EXTRACTED RECORDS:
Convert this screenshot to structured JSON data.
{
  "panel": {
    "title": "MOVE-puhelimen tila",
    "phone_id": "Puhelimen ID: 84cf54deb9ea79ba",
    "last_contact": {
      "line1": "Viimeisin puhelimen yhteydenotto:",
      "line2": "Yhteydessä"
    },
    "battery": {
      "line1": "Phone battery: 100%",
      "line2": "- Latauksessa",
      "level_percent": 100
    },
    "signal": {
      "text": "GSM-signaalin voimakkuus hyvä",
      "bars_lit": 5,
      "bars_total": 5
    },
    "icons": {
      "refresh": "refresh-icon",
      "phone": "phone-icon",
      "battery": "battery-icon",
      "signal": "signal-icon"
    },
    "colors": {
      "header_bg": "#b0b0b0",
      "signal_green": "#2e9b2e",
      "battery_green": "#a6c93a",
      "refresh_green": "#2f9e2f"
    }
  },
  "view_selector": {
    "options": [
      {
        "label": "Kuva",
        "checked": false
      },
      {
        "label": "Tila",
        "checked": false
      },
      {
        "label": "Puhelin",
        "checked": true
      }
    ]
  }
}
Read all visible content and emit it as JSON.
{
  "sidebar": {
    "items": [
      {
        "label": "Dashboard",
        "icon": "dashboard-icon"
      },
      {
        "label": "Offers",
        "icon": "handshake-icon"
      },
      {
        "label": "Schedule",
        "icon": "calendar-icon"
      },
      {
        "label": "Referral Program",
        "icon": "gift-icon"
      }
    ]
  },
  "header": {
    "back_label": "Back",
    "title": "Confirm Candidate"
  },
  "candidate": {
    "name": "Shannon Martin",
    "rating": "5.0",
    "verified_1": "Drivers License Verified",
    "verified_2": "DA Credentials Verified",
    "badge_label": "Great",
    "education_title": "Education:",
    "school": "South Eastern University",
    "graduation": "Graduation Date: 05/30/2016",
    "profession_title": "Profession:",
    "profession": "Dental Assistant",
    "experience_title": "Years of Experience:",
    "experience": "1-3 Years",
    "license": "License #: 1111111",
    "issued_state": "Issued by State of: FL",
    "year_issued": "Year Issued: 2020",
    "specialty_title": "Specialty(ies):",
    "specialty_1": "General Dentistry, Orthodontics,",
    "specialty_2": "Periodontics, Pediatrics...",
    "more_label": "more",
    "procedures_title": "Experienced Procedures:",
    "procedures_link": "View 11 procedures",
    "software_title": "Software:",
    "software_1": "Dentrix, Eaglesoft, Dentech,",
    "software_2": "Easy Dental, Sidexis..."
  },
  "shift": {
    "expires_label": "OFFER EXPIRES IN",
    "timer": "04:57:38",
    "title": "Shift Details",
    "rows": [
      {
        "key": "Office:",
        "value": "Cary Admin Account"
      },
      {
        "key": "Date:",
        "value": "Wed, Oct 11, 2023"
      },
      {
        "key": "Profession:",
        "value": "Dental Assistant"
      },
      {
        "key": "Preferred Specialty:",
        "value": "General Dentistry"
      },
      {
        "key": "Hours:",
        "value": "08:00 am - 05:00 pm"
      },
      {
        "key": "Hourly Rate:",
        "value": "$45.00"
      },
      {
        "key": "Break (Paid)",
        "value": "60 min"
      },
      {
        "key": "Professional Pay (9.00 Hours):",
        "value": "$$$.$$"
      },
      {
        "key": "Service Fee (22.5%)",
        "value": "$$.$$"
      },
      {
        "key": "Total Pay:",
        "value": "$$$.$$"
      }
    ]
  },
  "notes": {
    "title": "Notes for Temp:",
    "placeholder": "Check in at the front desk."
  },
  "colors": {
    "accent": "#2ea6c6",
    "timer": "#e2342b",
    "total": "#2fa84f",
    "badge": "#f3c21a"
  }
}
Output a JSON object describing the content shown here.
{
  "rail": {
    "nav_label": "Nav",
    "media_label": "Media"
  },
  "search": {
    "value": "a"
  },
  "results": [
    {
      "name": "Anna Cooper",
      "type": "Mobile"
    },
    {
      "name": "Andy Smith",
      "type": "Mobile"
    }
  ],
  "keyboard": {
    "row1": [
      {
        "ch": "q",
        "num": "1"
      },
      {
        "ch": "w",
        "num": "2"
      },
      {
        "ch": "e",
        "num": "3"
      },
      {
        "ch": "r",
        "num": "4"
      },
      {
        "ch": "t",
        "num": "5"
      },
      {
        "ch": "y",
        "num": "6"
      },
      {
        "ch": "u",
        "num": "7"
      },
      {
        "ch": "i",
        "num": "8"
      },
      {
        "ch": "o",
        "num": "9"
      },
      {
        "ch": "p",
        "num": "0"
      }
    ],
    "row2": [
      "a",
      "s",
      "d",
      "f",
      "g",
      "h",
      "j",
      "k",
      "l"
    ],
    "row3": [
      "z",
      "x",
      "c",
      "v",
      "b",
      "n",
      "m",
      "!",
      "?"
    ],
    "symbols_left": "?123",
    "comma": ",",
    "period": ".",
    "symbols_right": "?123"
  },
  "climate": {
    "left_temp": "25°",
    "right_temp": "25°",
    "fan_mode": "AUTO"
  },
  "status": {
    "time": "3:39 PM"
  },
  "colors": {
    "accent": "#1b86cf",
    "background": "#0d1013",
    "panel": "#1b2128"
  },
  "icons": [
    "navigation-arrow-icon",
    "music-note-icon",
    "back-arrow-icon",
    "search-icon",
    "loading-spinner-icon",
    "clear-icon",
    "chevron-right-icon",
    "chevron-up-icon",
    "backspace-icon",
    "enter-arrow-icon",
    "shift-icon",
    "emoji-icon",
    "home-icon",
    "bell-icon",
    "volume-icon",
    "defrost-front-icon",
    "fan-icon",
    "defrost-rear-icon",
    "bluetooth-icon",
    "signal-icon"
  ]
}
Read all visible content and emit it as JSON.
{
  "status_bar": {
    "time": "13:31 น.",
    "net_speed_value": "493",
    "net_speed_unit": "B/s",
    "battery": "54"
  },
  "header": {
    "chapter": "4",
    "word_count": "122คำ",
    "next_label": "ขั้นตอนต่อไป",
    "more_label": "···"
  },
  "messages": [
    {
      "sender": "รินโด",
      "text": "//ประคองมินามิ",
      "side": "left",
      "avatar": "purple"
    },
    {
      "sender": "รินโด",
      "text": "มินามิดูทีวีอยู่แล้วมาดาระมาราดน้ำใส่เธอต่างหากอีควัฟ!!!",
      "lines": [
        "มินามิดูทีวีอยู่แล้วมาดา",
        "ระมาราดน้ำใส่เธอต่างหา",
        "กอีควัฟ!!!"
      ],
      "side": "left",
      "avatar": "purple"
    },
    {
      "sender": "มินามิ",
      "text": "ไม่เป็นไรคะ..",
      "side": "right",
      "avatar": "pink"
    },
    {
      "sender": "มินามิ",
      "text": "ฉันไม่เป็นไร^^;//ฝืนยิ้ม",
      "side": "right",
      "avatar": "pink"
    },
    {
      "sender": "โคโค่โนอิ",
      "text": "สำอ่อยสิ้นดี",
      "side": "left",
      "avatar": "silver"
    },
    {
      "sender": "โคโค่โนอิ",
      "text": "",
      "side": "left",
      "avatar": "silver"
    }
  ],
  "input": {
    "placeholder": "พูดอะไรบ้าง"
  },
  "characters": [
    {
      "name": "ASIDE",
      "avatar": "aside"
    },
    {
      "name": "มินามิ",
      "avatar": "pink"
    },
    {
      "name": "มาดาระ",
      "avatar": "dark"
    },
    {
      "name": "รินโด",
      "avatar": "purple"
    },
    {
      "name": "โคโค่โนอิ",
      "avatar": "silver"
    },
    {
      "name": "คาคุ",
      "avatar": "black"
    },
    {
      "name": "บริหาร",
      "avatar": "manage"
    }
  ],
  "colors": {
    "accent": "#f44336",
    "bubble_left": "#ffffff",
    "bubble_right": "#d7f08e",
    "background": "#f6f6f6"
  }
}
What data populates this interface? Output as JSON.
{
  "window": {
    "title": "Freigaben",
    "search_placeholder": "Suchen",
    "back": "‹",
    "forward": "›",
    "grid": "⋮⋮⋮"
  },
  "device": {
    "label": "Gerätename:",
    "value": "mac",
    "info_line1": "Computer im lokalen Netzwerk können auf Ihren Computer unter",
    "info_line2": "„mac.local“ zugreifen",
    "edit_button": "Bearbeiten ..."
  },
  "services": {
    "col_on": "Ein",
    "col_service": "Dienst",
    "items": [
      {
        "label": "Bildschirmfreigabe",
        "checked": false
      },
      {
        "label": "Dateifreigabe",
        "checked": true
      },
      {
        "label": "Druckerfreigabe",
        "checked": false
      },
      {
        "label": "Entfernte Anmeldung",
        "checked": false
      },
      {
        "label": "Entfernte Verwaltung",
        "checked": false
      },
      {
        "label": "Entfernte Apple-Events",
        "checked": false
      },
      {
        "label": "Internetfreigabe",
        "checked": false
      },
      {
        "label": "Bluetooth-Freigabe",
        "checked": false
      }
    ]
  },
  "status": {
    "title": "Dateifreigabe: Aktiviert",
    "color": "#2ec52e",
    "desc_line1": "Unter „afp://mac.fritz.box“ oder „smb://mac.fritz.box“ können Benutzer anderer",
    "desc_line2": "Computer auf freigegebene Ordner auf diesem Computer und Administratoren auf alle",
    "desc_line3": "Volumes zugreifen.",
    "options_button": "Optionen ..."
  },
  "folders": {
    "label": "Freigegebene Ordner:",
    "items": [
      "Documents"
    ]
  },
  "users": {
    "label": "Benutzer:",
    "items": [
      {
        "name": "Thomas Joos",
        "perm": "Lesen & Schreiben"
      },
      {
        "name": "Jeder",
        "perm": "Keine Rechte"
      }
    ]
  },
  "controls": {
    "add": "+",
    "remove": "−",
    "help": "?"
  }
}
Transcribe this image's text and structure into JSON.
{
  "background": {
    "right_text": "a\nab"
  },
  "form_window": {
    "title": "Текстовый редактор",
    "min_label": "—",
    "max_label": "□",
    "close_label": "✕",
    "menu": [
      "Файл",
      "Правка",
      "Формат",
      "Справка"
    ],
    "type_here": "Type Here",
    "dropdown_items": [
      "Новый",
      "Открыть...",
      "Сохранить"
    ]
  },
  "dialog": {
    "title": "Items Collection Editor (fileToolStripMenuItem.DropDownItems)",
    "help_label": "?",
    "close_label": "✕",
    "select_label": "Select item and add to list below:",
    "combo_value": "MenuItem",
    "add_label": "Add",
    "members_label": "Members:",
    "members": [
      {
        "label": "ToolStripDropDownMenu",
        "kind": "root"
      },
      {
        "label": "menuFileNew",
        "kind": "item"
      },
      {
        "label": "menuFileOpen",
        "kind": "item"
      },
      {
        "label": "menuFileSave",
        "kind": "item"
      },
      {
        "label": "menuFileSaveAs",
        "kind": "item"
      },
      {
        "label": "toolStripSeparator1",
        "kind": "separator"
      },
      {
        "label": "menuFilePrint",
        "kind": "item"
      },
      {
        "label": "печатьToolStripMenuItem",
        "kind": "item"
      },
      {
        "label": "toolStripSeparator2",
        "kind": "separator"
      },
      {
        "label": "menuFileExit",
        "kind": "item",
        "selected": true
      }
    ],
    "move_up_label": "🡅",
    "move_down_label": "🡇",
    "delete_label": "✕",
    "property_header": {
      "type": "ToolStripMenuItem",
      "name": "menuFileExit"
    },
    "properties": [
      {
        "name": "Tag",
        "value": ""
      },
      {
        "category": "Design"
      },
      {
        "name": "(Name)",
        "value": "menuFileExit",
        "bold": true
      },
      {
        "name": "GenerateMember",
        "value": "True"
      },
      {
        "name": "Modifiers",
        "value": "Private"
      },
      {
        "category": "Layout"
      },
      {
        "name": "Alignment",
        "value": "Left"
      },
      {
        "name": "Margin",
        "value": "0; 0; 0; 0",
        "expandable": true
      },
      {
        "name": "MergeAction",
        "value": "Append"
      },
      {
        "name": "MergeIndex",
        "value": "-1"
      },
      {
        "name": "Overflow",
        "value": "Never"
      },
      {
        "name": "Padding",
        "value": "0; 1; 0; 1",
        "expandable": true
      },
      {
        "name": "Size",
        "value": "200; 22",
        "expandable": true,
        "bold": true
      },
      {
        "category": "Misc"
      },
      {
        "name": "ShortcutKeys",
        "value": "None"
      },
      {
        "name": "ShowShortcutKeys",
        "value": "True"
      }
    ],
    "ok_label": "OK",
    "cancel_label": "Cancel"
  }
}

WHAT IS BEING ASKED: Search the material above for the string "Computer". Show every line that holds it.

PROBLEM SOLUTION:
    "info_line1": "Computer im lokalen Netzwerk können auf Ihren Computer unter",
    "desc_line2": "Computer auf freigegebene Ordner auf diesem Computer und Administratoren auf alle",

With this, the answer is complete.